Thus, the pathogenic agents they can ingest are not completely digested, and the storage pocket is provided with only a few enzymes. Namely, that they are covered in whatever decayed matter they land on (and then land on us or our food). Although blood-sucking flies and other biting insects that have direct access to the bloodstream are often considered more dangerous, “we have to be careful of those who live among us, as they get their nutrients from humans and animals that shed pathogens into their tears.” , faeces. and wounds,” warns John Stoffolano, professor of entomology at the University of Massachusetts and lead author of the study.
Because of this, the housefly can easily transmit diseases such as cholera, salmonellosis, typhoid fever, tuberculosis, etc. In addition, some flies that have developed resistance to insecticides may harbor antibiotic-resistant pathogens.
Important member of the ecosystem

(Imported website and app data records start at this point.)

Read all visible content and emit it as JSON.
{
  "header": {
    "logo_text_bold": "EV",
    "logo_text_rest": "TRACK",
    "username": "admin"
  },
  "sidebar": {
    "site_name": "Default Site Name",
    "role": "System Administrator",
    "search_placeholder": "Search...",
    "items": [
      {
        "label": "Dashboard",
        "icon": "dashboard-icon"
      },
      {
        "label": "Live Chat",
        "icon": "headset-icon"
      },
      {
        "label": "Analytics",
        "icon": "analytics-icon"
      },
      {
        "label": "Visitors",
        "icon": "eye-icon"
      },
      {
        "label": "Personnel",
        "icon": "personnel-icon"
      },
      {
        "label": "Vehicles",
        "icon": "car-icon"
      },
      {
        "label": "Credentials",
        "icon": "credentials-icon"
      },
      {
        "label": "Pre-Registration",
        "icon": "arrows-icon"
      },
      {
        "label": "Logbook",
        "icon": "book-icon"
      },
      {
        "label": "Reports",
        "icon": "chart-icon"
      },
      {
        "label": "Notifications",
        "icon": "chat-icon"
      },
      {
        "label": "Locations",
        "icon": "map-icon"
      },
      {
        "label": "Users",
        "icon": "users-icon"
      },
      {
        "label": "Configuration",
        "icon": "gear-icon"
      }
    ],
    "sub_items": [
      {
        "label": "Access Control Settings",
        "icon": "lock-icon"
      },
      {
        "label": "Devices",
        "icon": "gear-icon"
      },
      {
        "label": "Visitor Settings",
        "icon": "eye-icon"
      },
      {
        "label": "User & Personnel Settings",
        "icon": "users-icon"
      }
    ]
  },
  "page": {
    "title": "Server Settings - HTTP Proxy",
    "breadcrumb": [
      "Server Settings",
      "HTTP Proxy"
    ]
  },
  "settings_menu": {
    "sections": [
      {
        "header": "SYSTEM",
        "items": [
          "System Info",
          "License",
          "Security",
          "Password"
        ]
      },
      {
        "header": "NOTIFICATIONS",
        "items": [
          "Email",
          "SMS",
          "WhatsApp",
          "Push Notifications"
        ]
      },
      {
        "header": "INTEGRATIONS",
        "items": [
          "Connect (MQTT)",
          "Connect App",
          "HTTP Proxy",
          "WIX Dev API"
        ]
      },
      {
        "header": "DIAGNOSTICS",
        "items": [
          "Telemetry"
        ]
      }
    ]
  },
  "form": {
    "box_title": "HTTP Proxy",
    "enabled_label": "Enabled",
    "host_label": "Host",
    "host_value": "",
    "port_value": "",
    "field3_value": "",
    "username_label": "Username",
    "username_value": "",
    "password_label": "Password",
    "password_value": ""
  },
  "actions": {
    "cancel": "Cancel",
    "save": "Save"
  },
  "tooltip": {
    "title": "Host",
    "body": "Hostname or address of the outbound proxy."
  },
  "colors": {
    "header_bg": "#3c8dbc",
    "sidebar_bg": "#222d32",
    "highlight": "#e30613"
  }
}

However, it should be noted that, despite the generally negative attitude towards the fly, it is part of an important ecosystem service. Through the consumption of decaying organic matter, it plays an important role in the elimination of waste products, which subsequently feed on other insects or bring plant nutrients to the soil. The fly is also one of the pollinators and contributes to the reproductive cycle of plants.
On the other hand, it is also part of the food chain, which includes many species, such as birds, batrachias, arachnids, etc. The desire to eradicate it would thus upset the fundamental balance that has been established in the biosphere for millennia.